Listed records: Begin

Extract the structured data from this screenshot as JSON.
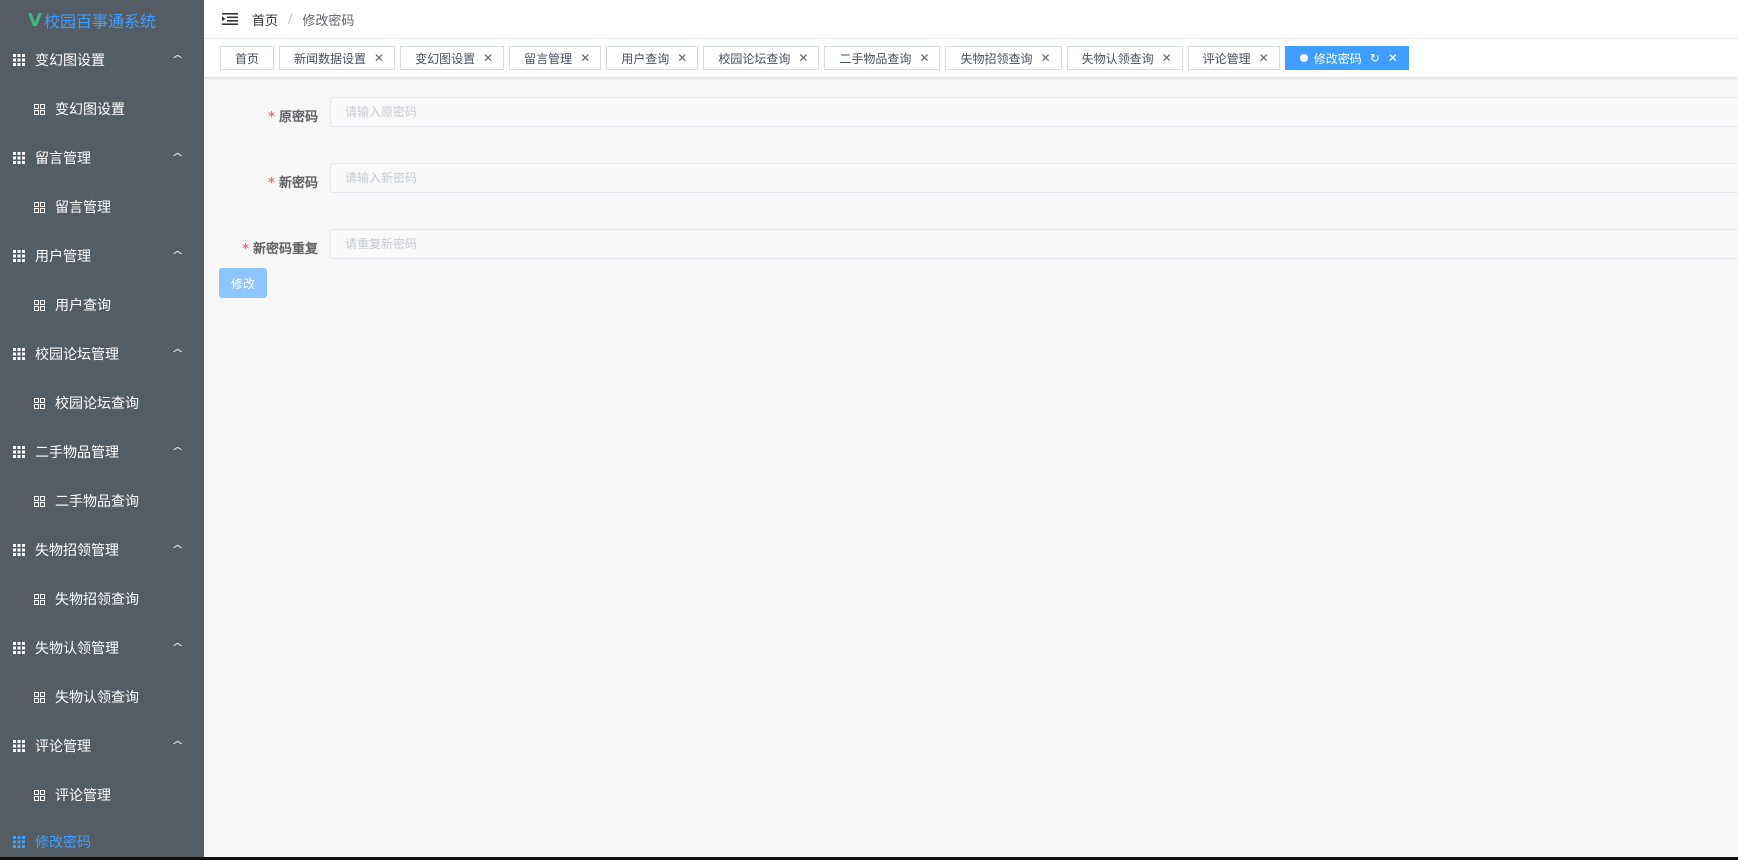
{
  "app": {
    "title_mark": "V",
    "title": "校园百事通系统"
  },
  "sidebar": {
    "groups": [
      {
        "title": "变幻图设置",
        "item": "变幻图设置"
      },
      {
        "title": "留言管理",
        "item": "留言管理"
      },
      {
        "title": "用户管理",
        "item": "用户查询"
      },
      {
        "title": "校园论坛管理",
        "item": "校园论坛查询"
      },
      {
        "title": "二手物品管理",
        "item": "二手物品查询"
      },
      {
        "title": "失物招领管理",
        "item": "失物招领查询"
      },
      {
        "title": "失物认领管理",
        "item": "失物认领查询"
      },
      {
        "title": "评论管理",
        "item": "评论管理"
      }
    ],
    "active_item": "修改密码",
    "expand_arrow": "^"
  },
  "header": {
    "breadcrumb": {
      "home": "首页",
      "separator": "/",
      "current": "修改密码"
    }
  },
  "tabs": [
    {
      "label": "首页",
      "closable": false
    },
    {
      "label": "新闻数据设置",
      "closable": true
    },
    {
      "label": "变幻图设置",
      "closable": true
    },
    {
      "label": "留言管理",
      "closable": true
    },
    {
      "label": "用户查询",
      "closable": true
    },
    {
      "label": "校园论坛查询",
      "closable": true
    },
    {
      "label": "二手物品查询",
      "closable": true
    },
    {
      "label": "失物招领查询",
      "closable": true
    },
    {
      "label": "失物认领查询",
      "closable": true
    },
    {
      "label": "评论管理",
      "closable": true
    },
    {
      "label": "修改密码",
      "closable": true,
      "active": true
    }
  ],
  "form": {
    "fields": [
      {
        "label": "原密码",
        "required_mark": "*",
        "placeholder": "请输入原密码",
        "value": ""
      },
      {
        "label": "新密码",
        "required_mark": "*",
        "placeholder": "请输入新密码",
        "value": ""
      },
      {
        "label": "新密码重复",
        "required_mark": "*",
        "placeholder": "请重复新密码",
        "value": ""
      }
    ],
    "submit_label": "修改"
  },
  "colors": {
    "sidebar_bg": "#545c64",
    "accent": "#409eff",
    "logo_mark": "#41b883",
    "required": "#f56c6c",
    "submit_bg": "#8cc5ff"
  },
  "icons": {
    "hamburger": "menu-fold-icon",
    "group": "grid-icon",
    "item": "apps-icon",
    "close": "close-icon",
    "refresh": "refresh-icon"
  }
}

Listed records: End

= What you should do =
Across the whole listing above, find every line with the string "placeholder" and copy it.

= Answer space =
        "placeholder": "请输入原密码",
        "placeholder": "请输入新密码",
        "placeholder": "请重复新密码",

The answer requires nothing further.